● About this exercise
Each line in the entries that has the word "JSON" has to be copied.

(Excerpts from a dataset)
BEGIN
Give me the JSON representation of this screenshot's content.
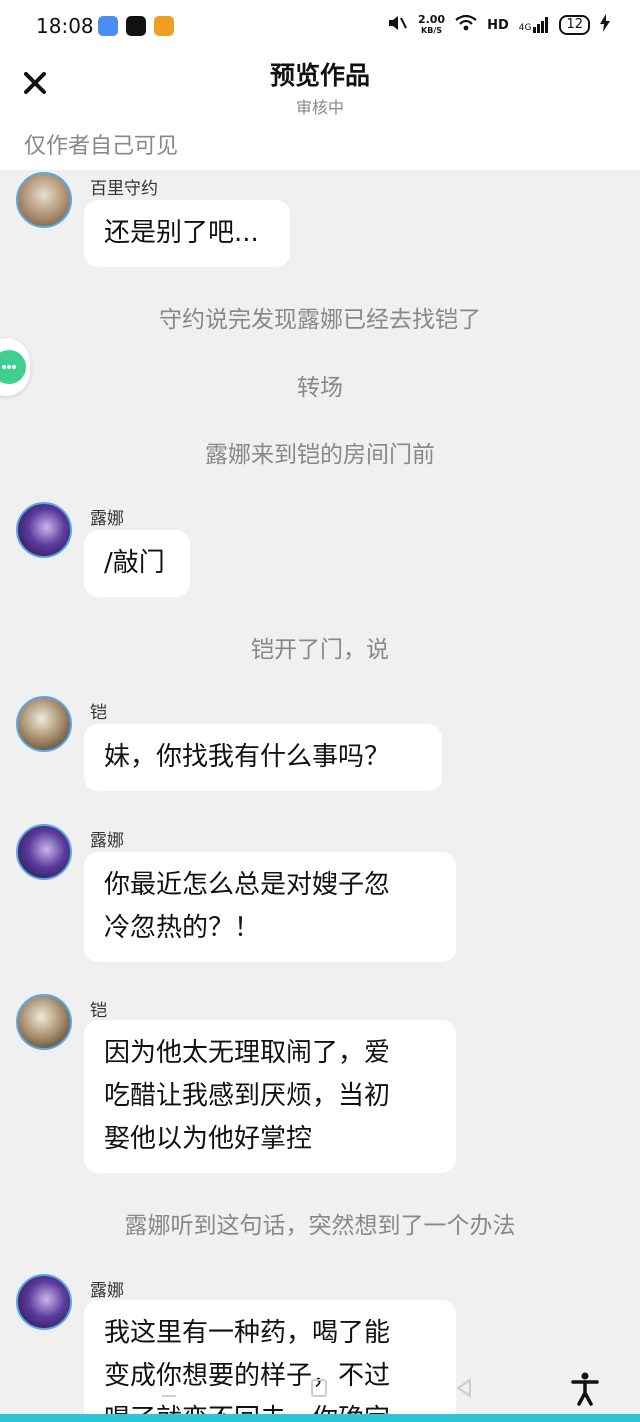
{
  "status": {
    "time": "18:08",
    "speed_value": "2.00",
    "speed_unit": "KB/S",
    "network": "HD",
    "cell": "4G",
    "battery": "12"
  },
  "header": {
    "title": "预览作品",
    "subtitle": "审核中",
    "visibility": "仅作者自己可见"
  },
  "messages": [
    {
      "sender": "百里守约",
      "lines": [
        "还是别了吧..."
      ]
    },
    {
      "sender": "露娜",
      "lines": [
        "/敲门"
      ]
    },
    {
      "sender": "铠",
      "lines": [
        "妹，你找我有什么事吗？"
      ]
    },
    {
      "sender": "露娜",
      "lines": [
        "你最近怎么总是对嫂子忽",
        "冷忽热的？！"
      ]
    },
    {
      "sender": "铠",
      "lines": [
        "因为他太无理取闹了，爱",
        "吃醋让我感到厌烦，当初",
        "娶他以为他好掌控"
      ]
    },
    {
      "sender": "露娜",
      "lines": [
        "我这里有一种药，喝了能",
        "变成你想要的样子，不过",
        "喝了就变不回去，你确定"
      ]
    }
  ],
  "narrations": [
    "守约说完发现露娜已经去找铠了",
    "转场",
    "露娜来到铠的房间门前",
    "铠开了门，说",
    "露娜听到这句话，突然想到了一个办法"
  ],
  "colors": {
    "accent": "#5aa8e6",
    "background": "#f0f0f0",
    "bottom_bar": "#2fc4d6"
  }
}
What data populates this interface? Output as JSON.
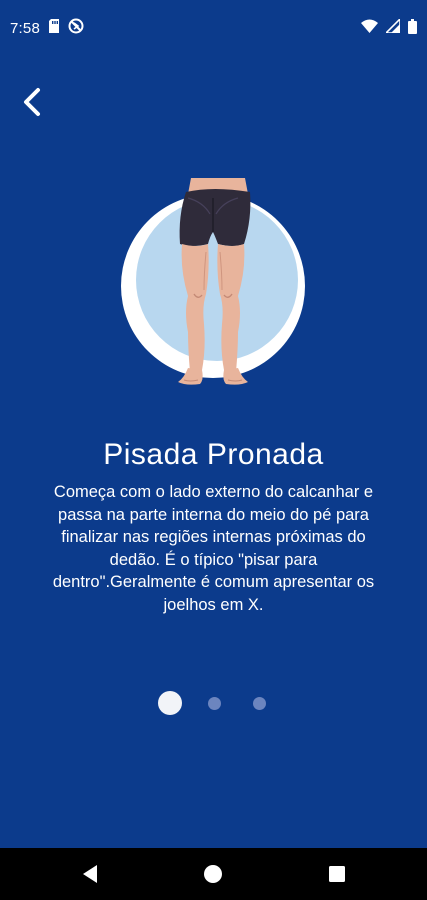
{
  "status_bar": {
    "time": "7:58",
    "left_icons": [
      "sd-card-icon",
      "no-sync-icon"
    ],
    "right_icons": [
      "wifi-icon",
      "signal-icon",
      "battery-icon"
    ]
  },
  "header": {
    "back_icon": "chevron-left-icon"
  },
  "slide": {
    "illustration": "pronated-feet-legs-illustration",
    "title": "Pisada Pronada",
    "description": "Começa com o lado externo do calcanhar e passa na parte interna do meio do pé para finalizar nas regiões internas próximas do dedão. É o típico \"pisar para dentro\".Geralmente é comum apresentar os joelhos em X."
  },
  "pager": {
    "total": 3,
    "active_index": 0
  },
  "nav_bar": {
    "buttons": [
      "back-triangle-icon",
      "home-circle-icon",
      "recents-square-icon"
    ]
  },
  "colors": {
    "background": "#0c3b8c",
    "circle_light": "#b8d7ef",
    "circle_white": "#ffffff",
    "shorts": "#2f2b3a",
    "skin": "#e8b49c",
    "dot_active": "#f2f4f8",
    "dot_inactive": "#6c85bf"
  }
}
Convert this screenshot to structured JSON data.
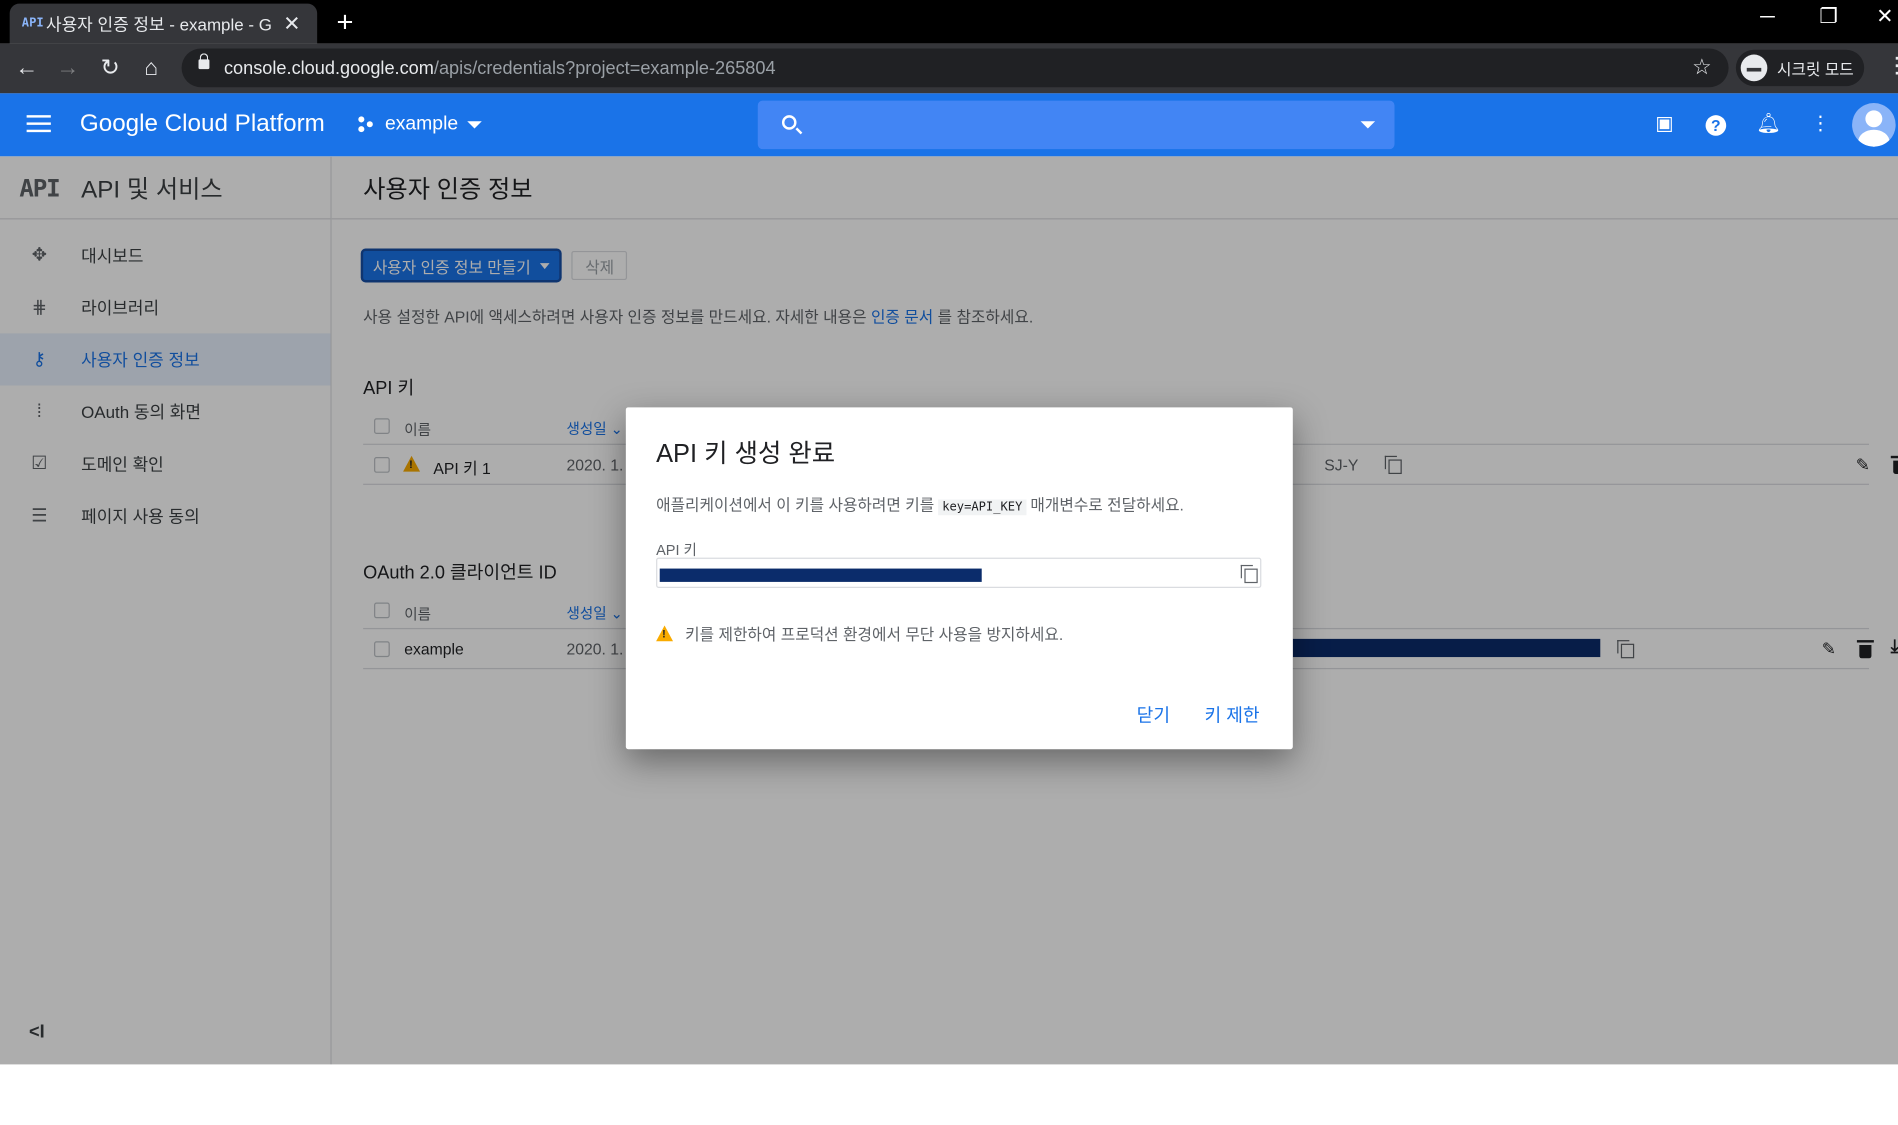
{
  "browser": {
    "tab_icon_text": "API",
    "tab_title": "사용자 인증 정보 - example - G",
    "url_host": "console.cloud.google.com",
    "url_path": "/apis/credentials?project=example-265804",
    "incognito_label": "시크릿 모드"
  },
  "header": {
    "logo_text": "Google Cloud Platform",
    "project_name": "example"
  },
  "sidebar": {
    "logo_text": "API",
    "title": "API 및 서비스",
    "items": [
      {
        "label": "대시보드",
        "icon": "dashboard-icon"
      },
      {
        "label": "라이브러리",
        "icon": "library-icon"
      },
      {
        "label": "사용자 인증 정보",
        "icon": "key-icon"
      },
      {
        "label": "OAuth 동의 화면",
        "icon": "oauth-icon"
      },
      {
        "label": "도메인 확인",
        "icon": "domain-verify-icon"
      },
      {
        "label": "페이지 사용 동의",
        "icon": "page-consent-icon"
      }
    ],
    "collapse_glyph": "<I"
  },
  "main": {
    "title": "사용자 인증 정보",
    "create_button": "사용자 인증 정보 만들기",
    "delete_button": "삭제",
    "intro_before": "사용 설정한 API에 액세스하려면 사용자 인증 정보를 만드세요. 자세한 내용은",
    "intro_link": "인증 문서",
    "intro_after": "를 참조하세요.",
    "api_keys": {
      "title": "API 키",
      "col_name": "이름",
      "col_created": "생성일",
      "rows": [
        {
          "name": "API 키 1",
          "created": "2020. 1.",
          "key_tail": "SJ-Y"
        }
      ]
    },
    "oauth": {
      "title": "OAuth 2.0 클라이언트 ID",
      "col_name": "이름",
      "col_created": "생성일",
      "rows": [
        {
          "name": "example",
          "created": "2020. 1."
        }
      ]
    }
  },
  "dialog": {
    "title": "API 키 생성 완료",
    "desc_before": "애플리케이션에서 이 키를 사용하려면 키를",
    "desc_code": "key=API_KEY",
    "desc_after": "매개변수로 전달하세요.",
    "field_label": "API 키",
    "warning": "키를 제한하여 프로덕션 환경에서 무단 사용을 방지하세요.",
    "close_button": "닫기",
    "restrict_button": "키 제한"
  }
}
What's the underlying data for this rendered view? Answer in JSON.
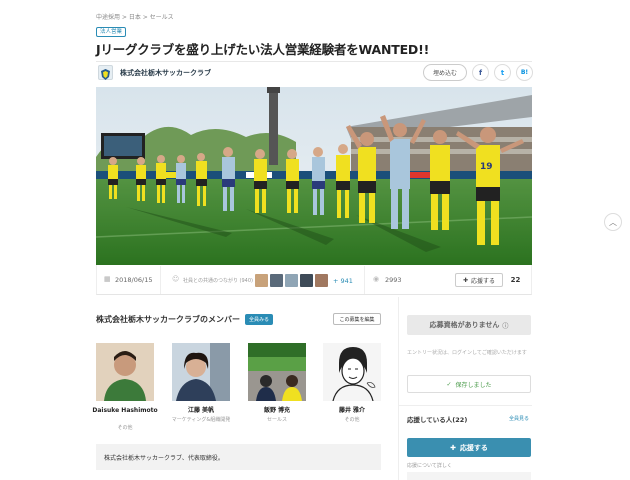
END
● Solution
Give me the JSON representation of this screenshot's content.
What data populates this interface? Output as JSON.
Convert this screenshot to structured JSON data.
What's the underlying data for this rendered view? Answer in JSON.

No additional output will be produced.